Well, we are a department now that works alongside the costume design team. And basically, if a garment was seen brand new, straight from the makers or brand new, straight from the shops, it just wouldn’t look believable. And so we give it the believability. So we make the costume looked like the person or the character owns it. So whether it’s been in the obvious situation, like in a battle or whether it’s work where then obviously you’ve got heavier breakdown on it, but everything down to just your favorite jumper or a pair of jeans that you have worn a few times, we make it look realistic. And so we give it a bit of life and a bit of history and just make it look like the character belongs in it. Otherwise everything would look brand new.
That’s Jo Weaving, Breakdown Artist to the stars in the episode where we explore a feeling of transformation. The series will also be looking at nostalgia, belonging, pain, sorrow, comfort, revival, and joy.
And there is nothing that says joy to me more than the sounds of a lambing shed as the cycle of life turns over again.
Part of the point of Haptic and Hue is to lift the curtain on cultures and thoughts other than our own. I know none of us has been able to do a whole lot of travelling this past year, but with this series of Tales of Textiles, we will at least hear from people around the world, from Cumbria to Ghana, Alabama to Tokyo, Bengal to the northeast of Scotland.
Each episode may not be how you think about that feeling at all, but I hope it helps prompt new associations for you either in your own making or in the way in which you perceive your own emotions and or those of others.
This series of Haptic and Hue’s Tales of Textiles would not have happened without you, the listeners and writers of reviews. Thank you for all your support and encouragement, it has meant a great deal and given me the confidence to make more episodes.
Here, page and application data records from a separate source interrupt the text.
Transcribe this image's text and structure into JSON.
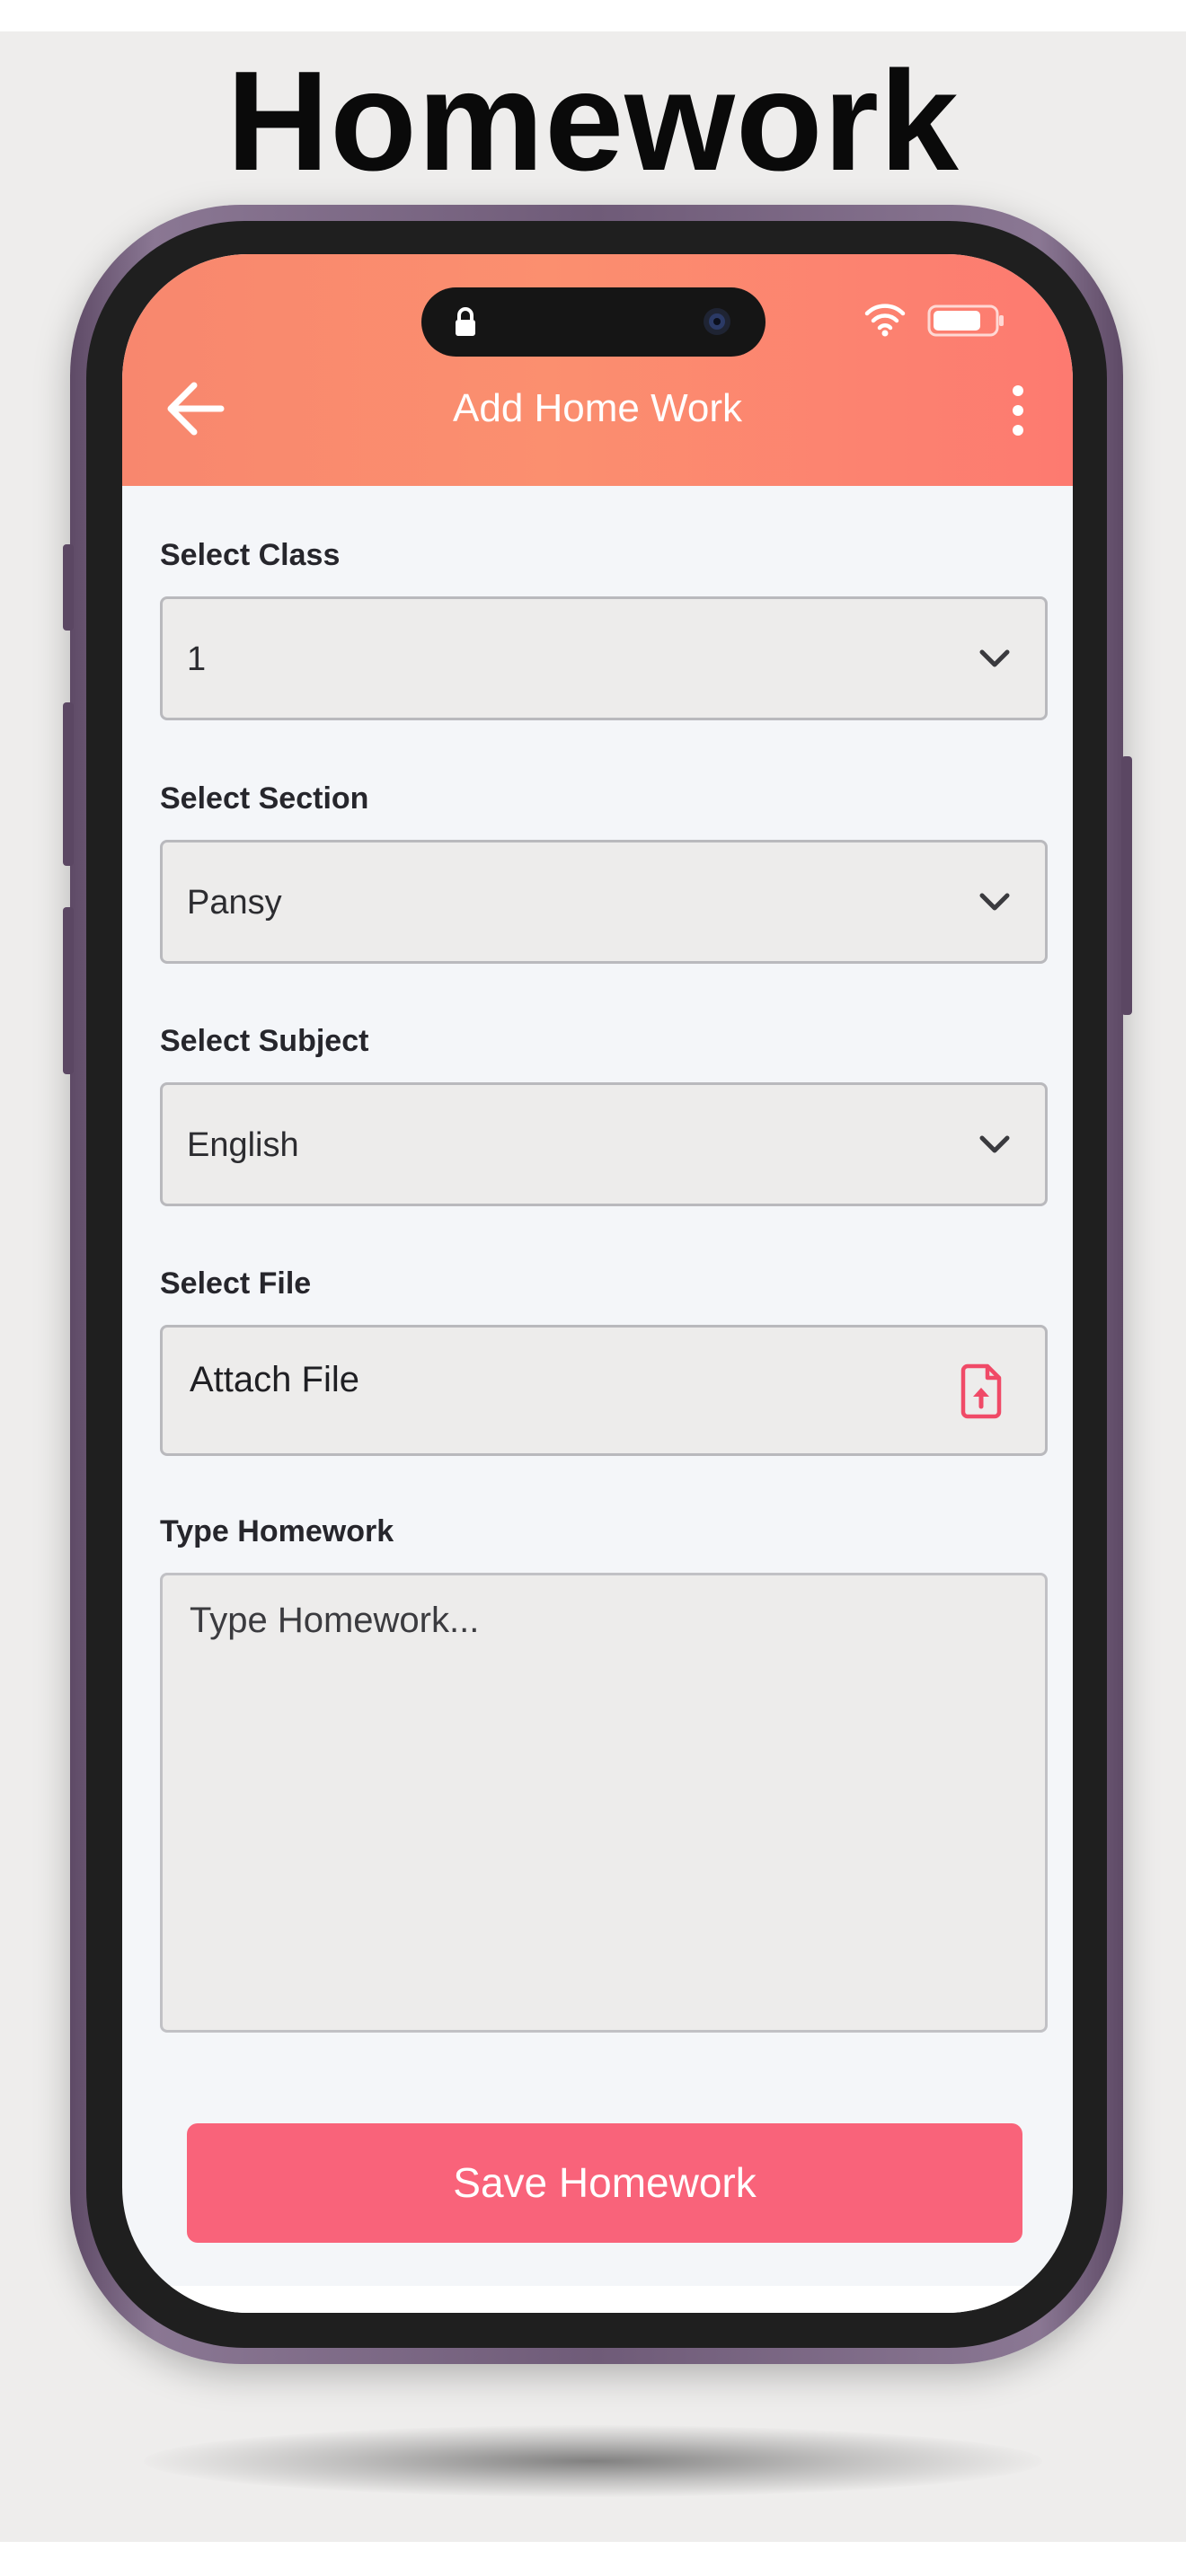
{
  "page": {
    "heading": "Homework"
  },
  "header": {
    "title": "Add Home Work"
  },
  "form": {
    "class": {
      "label": "Select Class",
      "value": "1"
    },
    "section": {
      "label": "Select Section",
      "value": "Pansy"
    },
    "subject": {
      "label": "Select Subject",
      "value": "English"
    },
    "file": {
      "label": "Select File",
      "value": "Attach File"
    },
    "homework": {
      "label": "Type Homework",
      "placeholder": "Type Homework..."
    }
  },
  "actions": {
    "save_label": "Save Homework"
  },
  "icons": {
    "back": "arrow-left-icon",
    "more": "more-vertical-icon",
    "dropdown": "chevron-down-icon",
    "file_upload": "file-upload-icon",
    "status_lock": "lock-icon",
    "status_wifi": "wifi-icon",
    "status_battery": "battery-icon"
  },
  "colors": {
    "header_start": "#f8876e",
    "header_end": "#fd7a70",
    "save_button": "#f9637a",
    "file_icon": "#f04a67",
    "phone_frame": "#6f5b78"
  }
}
I have enjoyed all the reviews, but one, in particular, struck a note with me. It comes from Kimmiotta in the US:
I cannot recommend this Podcast enough to people interested in fiber arts. It is so interesting. I’ve listened to a couple of episodes twice to make sure I didn’t miss any details. My five-year-old son doesn’t complain if this is on in the car. It’s the only Podcast I like that he’ll tolerate.
I salute the five-year-old boy who is prepared to listen and am hoping for a whole lot more listeners just like you.
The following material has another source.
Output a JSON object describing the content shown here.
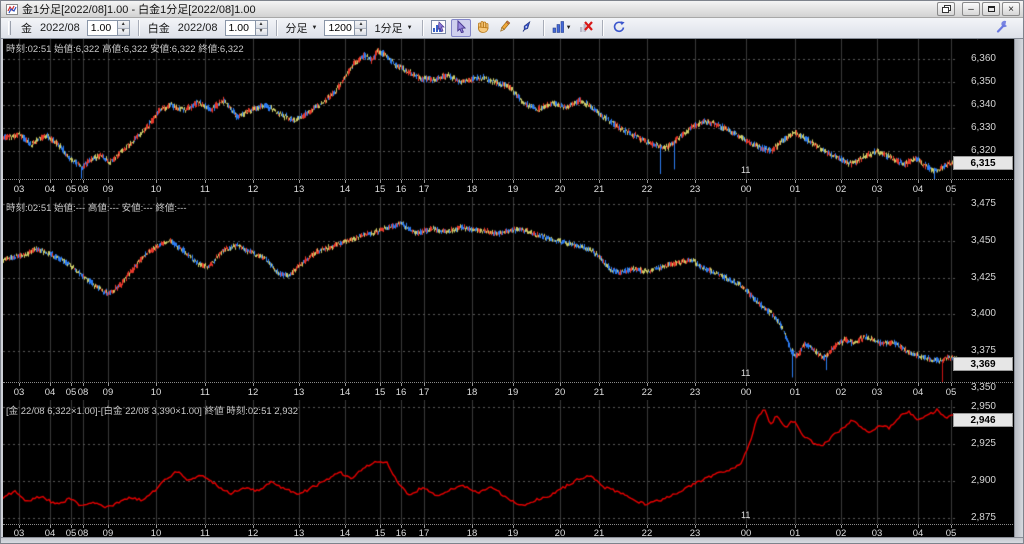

This episode of Haptic and Hue was narrated and edited by me, Jo Andrews. As ever each episode will be accompanied by the full script, pictures, and links to useful articles and books on my website at www.hapticandhue.com/listen, which is where you can also sign up to get these podcasts directly in your inbox, as well as having a chance to win some of the textile-related gifts I give away with each episode.
And thanks for listening and I will leave you this time with something that the magnificent Maya Angelou once said:
I’ve learnt that people will forget what you said
People will forget what you did but
People will never forget how you made them feel……